Here in ten simple statutes was the quintessence of God's claims upon them. In entering into Covenant with Him they undertook to give their full and ready obedience to them. Without that undertaking God could not accept them; and when they had duly become His People He, with His own finger, inscribed them on two tables of stone to serve as an enduring reminder of their moral duty.

In consequence the tables of stone came to be known as "the Covenant" (e.g., r Kings 8: 21; cf. 2 Cor. 3: 6), and the Ark, in which they were duly placed, as "The Ark of the Covenant" (e.g., Num. 10 : 33). Above them, as they reposed in the Most Holy Place, God manifested Himself, thereby declaring Himself to be essentially a moral being, making moral claims upon all who would seek to commune with Him.

Law and Grace Ch 6

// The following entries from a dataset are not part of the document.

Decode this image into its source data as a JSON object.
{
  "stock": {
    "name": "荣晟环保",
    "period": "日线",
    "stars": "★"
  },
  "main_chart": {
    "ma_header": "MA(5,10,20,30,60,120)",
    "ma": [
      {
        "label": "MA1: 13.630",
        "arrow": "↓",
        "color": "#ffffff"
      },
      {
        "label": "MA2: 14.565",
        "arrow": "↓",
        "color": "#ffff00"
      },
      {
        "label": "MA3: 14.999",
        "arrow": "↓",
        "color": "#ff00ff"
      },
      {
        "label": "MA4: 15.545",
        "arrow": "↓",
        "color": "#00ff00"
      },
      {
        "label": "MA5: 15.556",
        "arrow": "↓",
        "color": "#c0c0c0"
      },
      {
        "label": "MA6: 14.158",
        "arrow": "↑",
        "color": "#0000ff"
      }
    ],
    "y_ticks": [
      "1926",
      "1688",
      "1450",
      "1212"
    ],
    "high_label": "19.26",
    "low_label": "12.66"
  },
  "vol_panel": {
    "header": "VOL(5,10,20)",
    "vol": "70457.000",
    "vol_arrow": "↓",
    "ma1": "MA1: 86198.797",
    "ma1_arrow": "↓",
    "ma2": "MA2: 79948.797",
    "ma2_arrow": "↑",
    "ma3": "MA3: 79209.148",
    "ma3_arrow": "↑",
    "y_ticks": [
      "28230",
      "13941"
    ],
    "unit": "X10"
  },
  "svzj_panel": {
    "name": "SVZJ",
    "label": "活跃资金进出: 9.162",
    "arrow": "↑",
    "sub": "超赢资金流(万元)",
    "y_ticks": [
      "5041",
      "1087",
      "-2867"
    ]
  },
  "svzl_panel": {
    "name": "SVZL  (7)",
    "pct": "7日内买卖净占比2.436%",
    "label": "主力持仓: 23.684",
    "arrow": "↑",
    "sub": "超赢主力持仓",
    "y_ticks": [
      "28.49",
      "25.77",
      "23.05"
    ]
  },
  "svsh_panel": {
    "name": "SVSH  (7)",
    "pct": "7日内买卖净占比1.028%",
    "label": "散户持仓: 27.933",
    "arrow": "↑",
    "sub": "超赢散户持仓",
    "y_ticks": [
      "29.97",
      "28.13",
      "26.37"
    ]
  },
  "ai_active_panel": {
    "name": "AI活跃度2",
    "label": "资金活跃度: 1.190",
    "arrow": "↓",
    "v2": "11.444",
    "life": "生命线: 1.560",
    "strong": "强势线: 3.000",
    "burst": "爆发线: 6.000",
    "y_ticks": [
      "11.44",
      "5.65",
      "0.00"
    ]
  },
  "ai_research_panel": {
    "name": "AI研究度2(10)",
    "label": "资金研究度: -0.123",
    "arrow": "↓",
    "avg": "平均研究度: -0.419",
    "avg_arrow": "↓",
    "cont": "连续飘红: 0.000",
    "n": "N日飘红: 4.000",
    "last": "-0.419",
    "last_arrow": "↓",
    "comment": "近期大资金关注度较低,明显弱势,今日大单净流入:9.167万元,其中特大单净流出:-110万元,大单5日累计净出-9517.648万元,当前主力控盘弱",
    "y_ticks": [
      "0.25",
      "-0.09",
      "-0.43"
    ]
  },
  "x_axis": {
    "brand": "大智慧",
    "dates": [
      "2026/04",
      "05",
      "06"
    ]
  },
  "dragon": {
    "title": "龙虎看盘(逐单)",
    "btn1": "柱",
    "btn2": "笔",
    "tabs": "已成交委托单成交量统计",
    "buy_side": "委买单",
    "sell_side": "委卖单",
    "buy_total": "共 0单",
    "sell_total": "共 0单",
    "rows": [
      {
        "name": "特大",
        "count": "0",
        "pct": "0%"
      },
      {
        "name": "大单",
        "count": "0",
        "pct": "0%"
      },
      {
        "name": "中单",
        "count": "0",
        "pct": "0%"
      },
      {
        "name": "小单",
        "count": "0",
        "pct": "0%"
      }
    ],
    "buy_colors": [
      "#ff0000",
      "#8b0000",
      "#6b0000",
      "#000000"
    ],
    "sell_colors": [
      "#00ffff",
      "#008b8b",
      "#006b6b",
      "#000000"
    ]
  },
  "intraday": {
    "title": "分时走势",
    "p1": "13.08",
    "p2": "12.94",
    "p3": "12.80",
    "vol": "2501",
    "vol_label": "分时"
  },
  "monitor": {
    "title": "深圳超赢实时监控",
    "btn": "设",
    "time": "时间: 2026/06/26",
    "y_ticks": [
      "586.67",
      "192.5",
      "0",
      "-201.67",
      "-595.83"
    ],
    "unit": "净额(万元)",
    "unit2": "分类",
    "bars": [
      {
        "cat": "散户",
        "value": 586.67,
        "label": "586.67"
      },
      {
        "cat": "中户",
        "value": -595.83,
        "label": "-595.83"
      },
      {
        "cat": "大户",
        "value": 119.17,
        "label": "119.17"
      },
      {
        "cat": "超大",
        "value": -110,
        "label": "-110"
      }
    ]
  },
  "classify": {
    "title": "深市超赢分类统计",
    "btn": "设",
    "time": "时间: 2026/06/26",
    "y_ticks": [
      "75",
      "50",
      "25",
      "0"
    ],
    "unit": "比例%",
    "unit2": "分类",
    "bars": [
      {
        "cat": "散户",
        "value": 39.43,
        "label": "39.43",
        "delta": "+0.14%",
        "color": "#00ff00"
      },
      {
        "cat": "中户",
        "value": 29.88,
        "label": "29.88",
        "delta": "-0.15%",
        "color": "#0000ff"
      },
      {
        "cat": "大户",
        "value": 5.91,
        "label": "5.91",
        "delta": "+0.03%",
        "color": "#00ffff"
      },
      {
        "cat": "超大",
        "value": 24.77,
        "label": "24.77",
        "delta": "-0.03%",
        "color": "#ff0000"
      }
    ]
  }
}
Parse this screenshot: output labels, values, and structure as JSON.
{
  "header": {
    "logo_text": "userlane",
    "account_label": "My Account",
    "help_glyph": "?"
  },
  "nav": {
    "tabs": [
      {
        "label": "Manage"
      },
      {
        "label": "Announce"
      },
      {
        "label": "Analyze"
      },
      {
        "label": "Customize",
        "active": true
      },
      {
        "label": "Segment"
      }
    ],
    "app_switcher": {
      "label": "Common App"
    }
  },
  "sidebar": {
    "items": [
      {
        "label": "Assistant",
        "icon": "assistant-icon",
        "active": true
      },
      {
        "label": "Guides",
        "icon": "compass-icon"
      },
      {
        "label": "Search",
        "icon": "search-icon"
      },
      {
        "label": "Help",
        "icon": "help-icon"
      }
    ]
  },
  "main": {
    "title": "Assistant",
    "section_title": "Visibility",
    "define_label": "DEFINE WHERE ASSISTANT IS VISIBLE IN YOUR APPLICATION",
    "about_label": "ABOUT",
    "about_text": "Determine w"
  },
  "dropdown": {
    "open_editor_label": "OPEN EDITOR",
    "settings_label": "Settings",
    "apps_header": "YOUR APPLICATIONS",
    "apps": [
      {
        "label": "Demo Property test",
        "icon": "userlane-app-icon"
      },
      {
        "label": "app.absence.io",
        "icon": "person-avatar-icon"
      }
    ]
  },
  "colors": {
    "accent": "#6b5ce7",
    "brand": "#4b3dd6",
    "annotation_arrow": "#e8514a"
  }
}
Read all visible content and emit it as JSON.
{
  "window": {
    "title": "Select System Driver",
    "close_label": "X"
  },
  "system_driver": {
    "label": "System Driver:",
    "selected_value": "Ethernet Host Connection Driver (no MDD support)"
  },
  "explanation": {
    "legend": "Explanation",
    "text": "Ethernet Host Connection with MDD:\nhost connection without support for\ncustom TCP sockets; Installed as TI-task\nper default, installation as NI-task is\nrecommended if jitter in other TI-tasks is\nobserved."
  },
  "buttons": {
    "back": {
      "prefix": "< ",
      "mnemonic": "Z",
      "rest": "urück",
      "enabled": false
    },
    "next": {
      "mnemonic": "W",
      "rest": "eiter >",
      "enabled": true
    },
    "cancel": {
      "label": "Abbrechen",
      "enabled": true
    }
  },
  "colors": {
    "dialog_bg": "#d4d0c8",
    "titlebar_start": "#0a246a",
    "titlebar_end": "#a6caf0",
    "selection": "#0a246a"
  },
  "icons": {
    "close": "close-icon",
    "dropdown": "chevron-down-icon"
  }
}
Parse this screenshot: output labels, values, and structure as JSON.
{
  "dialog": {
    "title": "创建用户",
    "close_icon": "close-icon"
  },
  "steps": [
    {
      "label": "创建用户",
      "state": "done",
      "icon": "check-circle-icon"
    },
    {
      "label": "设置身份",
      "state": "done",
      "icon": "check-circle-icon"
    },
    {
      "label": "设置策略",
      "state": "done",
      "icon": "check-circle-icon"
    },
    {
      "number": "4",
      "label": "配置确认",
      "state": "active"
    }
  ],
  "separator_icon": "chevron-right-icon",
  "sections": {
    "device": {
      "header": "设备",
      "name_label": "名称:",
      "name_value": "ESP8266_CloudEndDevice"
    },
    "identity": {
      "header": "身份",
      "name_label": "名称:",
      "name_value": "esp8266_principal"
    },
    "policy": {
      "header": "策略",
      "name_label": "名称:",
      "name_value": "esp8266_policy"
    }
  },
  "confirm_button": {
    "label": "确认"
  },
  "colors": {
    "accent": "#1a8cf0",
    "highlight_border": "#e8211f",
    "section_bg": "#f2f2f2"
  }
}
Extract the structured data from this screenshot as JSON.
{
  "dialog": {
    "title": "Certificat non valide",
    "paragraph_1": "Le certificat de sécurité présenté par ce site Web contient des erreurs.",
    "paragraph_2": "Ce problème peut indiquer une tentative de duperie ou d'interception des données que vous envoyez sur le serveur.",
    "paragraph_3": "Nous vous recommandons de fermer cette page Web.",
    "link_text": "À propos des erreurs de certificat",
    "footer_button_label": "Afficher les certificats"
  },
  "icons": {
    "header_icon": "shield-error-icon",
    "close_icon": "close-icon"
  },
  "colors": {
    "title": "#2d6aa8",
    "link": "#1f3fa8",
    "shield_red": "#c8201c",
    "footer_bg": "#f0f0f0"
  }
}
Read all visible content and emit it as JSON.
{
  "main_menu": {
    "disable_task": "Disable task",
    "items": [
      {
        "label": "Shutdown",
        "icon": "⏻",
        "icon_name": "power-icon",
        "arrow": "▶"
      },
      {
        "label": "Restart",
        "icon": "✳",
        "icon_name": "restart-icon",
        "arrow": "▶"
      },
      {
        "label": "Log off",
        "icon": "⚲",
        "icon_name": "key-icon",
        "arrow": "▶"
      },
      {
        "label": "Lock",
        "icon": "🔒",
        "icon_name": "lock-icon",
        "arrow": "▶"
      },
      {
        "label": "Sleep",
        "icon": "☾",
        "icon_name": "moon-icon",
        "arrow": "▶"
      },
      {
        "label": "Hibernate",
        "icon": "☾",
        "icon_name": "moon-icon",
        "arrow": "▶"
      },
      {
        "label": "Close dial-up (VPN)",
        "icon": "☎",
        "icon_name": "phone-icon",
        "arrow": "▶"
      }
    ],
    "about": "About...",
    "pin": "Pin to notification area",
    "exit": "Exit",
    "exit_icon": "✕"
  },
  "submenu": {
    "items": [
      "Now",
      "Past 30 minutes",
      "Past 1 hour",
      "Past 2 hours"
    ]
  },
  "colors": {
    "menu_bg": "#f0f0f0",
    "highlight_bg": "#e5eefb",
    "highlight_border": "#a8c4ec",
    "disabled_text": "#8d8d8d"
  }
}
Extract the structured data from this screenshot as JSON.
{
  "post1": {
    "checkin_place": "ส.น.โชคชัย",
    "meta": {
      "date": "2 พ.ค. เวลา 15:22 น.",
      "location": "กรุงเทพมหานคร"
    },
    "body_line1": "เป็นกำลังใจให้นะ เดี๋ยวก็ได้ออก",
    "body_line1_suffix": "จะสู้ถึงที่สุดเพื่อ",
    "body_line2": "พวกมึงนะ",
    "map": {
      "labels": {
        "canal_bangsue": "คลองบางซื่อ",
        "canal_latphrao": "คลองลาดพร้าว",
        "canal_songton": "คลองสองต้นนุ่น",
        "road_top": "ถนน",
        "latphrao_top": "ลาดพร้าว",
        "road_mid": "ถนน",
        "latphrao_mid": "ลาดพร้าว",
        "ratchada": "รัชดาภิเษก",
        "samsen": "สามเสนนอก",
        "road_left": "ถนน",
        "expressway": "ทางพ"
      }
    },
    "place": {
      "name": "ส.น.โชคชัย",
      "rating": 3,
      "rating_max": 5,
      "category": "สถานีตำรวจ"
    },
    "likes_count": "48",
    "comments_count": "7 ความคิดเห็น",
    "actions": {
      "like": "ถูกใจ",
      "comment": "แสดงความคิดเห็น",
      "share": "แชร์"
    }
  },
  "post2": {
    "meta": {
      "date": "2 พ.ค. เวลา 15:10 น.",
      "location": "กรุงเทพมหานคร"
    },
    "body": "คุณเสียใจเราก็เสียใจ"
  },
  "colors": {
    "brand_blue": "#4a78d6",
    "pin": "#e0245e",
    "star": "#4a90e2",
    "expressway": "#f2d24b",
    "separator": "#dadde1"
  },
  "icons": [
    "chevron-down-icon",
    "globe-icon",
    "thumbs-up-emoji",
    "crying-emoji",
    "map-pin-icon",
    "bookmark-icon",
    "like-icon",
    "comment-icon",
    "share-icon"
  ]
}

33 When Thy people Israel be smitten down before the enemy [Yisroel be struck down before the oyev], because they have sinned against Thee, and shall turn again [back] to Thee, and confess Thy name [Shem], and pray [daven], and make supplication unto Thee in this house [Bayit]:

34 Then hear Thou in heaven [Shomayim], and forgive the sin [chattat] of Thy people Israel [Yisroel], and bring them again unto the land [HaAdamah] which Thou gavest unto their fathers [Avot].

Now the triumph of the enemy would proximately be a natural affair; but Solomon allows that Elohim would participate in the event by allowing it, in punishment of the sins of His people. He supposes also the withholding of the rain for a similar reason (verse 35); and therefore teaches that nature's operations may be so affected by the divine volition as to become a direct expression of His mind towards those affected.

He anticipates the prayers that would be addressed towards the temple of Yahweh's dwelling in their midst, and requests that by whomsoever presented, whether by one man or all the people, or by the stranger from a far country, Yahweh would "hear and forgive, and DO according to all that the stranger calleth to thee for, and give to every man according to his ways," "knowing, as He only knows, the hearts of all the children of men" (verse 39).

In this he recognises the providential dealings of Elohim with men, in the ordinary occurrences of life. He supposes the case of Israel going out to battle against their enemies, the prayer that Yahweh would "maintain their cause" indicating a recognition of the principle that Elohim may incline the scale of natural events without appearing to do so and lead to issues that would not otherwise come...

...Where Elohim is feared, His promises believed and His Commandments obeyed, there is a providence at work, shaping natural circumstances, to give them an appointed issue for good though the road travelled may be apparently evil.

"The eyes of Yahweh are over the righteous: His ears are open to their cry."

Ways of Providence Ch 18.